The track must maintain a $1 million bond to ensure payment to its creditors.

Thistledown had fallen below that level, and the Magna Entertainment Corp., the track’s parent company had said it couldn’t guarantee that it could make up the roughly $36,000 difference because it is reorganizing under Chapter 11 bankruptcy protection.

“Although we were disappointed in the OSRC decision, in the interest of our customers, employees and horsemen, we took the necessary steps to insure that business will be conducted as usual and that Thistledown will remain open,” Brent Reitz, the track’s vice president and general manager, said in a statement Wednesday afternoon.

Racing commission executive director Sam Zonak had said that the panel voted 5-0 on Tuesday to end Thistledown’s thoroughbred meet if Magna failed to make the payment by Thursday’s deadline.

Magna attorney Gregg Scoggins told the commission on Tuesday that he could not guarantee payment because a bankruptcy judge would have to approve it.
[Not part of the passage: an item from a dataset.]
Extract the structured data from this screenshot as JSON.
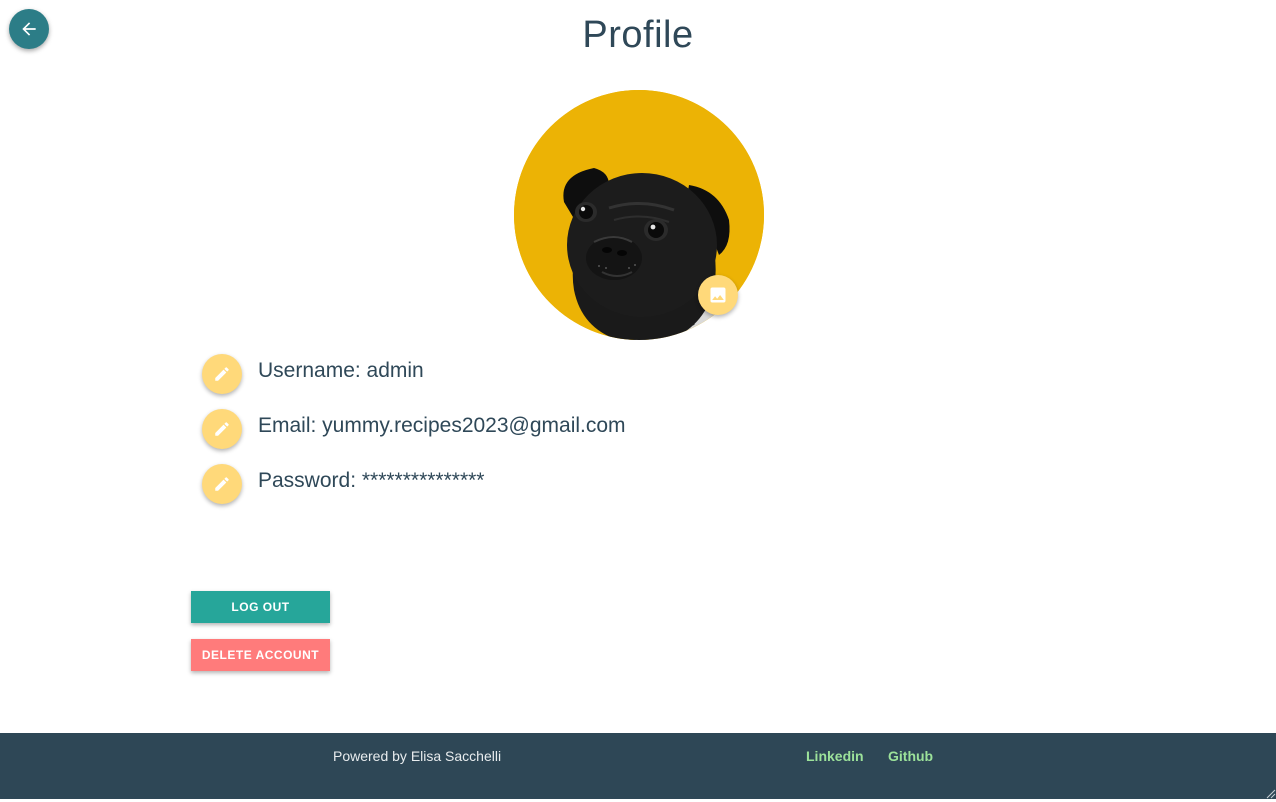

Track operators and the racing commission have said for years that racing in Ohio was becoming increasingly untenable because neighboring states subsidize purses with revenue from casinos, or from slot machines at the race tracks.

“People say we’re crying wolf, but you can’t keep going on with these types of losses,” said Mike Weiss, vice president of Beulah Park near Columbus.

“Without some help, you can’t build the product back up.”

Zonak noted that Presque Isle Downs, a new track at Erie, Pa., offers an average of $273,000 a day in purses, while nearby Thistledown can offer only $47,000.

Ohio voters have repeatedly rejected proposals for constitutional amendments to allow increased gambling.

The racing commission currently is pushing a plan to give state lawmakers the authority to approve slot machines at race tracks.

River Downs and Beulah Park said they were threatened by decreasing business even before the problems at Thistledown.

“I know we’re going to struggle through the end of this season, and if the Legislature doesn’t do something to help us, there is a strong, strong likelihood that we’ll shut down,” said Jack Hanessian, general manager at River Downs.

River Downs pays $400,000 a year in property tax, he said, and half of it is due next week.

“That’s hard to do when your business keeps decreasing 15-16 percent year after year,” Hanessian said.

Weiss said if Thistledown were to close, that would seal the fate of thoroughbred racing in Ohio, which also has four harness tracks.

“This is just the start,” Weiss said. “Any further step backward is a step closer to our demise.”